From a predominantly cishet industry, finding her breakthrough was far from easy. In an interview with variety.com, Ross discusses the tactics she used to help get her where she is today.
”I’ve been overlooked and I’ve had to make the world take notice,” said Ross. “I’ve had to become an undeniable force.”
She further discusses her perseverance through hardships pertaining to her race and gender indenting in an interview with self.com.
“It’s hard, but as trans people, we have got to take back our power by not allowing the administration, other people or society to determine our station in life,” said Ross. “By any means necessary, I’m going to blossom.”
Using perseverance and grit, Ross has worked her way up in the film industry to land two series regular roles, Candy Ferocity in FX’s Pose and Donna Chambers in American Horror Story: 1984. She worked with director Ryan Murphy on both of the shows. Ross discusses her progression in roles with Windy City Times.
“I am thankful to be in Ryan Murphy’s favor right now. He recognizes my talent to give me more than what I did on Pose,” said Ross. “He is giving me more screen time and more in–depth storylines. I can tell all of the writers are writing for me when I open the script.”
In Pose, Murphy goes to the extent of killing off Ross’ character in order to shed light on the violence towards Black transgender individuals. In an interview with Kellee Terrell, Ross describes how Murphy shared his idea with her.
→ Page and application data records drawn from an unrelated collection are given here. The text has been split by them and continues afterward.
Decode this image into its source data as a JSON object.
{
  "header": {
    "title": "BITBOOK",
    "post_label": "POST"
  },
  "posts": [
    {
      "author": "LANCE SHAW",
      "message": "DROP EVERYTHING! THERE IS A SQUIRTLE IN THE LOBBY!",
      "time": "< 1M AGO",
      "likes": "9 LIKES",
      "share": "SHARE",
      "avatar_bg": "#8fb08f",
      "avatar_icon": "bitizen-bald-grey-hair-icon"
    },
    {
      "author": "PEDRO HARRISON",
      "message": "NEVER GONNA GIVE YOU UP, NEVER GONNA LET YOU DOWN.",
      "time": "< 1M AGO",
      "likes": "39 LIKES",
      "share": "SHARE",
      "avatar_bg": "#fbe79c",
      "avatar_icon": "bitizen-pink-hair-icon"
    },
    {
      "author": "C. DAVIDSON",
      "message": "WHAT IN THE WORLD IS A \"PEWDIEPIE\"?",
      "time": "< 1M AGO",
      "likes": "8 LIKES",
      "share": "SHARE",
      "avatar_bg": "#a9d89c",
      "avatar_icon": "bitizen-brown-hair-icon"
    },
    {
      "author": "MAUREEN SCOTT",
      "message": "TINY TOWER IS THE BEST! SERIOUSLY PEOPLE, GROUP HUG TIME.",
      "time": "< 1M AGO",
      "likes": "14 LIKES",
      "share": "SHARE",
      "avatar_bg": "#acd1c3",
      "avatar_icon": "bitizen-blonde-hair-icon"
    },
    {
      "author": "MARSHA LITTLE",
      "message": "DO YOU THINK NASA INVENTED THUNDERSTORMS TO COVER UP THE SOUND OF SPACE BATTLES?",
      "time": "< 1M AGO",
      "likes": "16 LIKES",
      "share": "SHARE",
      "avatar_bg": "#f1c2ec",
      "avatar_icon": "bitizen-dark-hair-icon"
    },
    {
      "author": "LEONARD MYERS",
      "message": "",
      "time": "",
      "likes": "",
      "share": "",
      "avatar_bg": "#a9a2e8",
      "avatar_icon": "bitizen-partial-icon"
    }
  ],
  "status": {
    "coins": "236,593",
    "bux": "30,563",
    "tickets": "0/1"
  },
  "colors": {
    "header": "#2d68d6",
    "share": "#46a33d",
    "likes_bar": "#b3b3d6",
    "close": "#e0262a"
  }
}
“Ryan Murphy called me and was like, ‘So…I am just going to rip the band–aid off. We feel like the first season was great, but we viewed it through rose–colored glasses,’” said Ross. “‘This season, we want to dive into more of the realities that Black trans women face. So, Candy is going to be killed.’”
American Horror Story fans have taken notice to the lack of transgender actors in casting. After nine seasons with little representation, American Horror Story fans are excited to experience the new direction that casting has taken.
“I think transgender representation in film is really important, especially for people of color,” said Karlee Gordon ‘24. “It took many years for American Horror Story to see this representation, so I’m glad that it’s going in the right direction.”
While there have been transgender characters incorporated in the plot of the show, there were no transgender actors in any roles until Ross. Director Ryan Murphy acknowledges the future of transgender representation in film in an interview with The Hollywood Reporter.
“I think the day and age where you put a wig on a straight white man and say he’s trans is over,” said Murphy. “…It’s such a huge community of people who don’t have opportunities and are desperate to be a part of Hollywood.”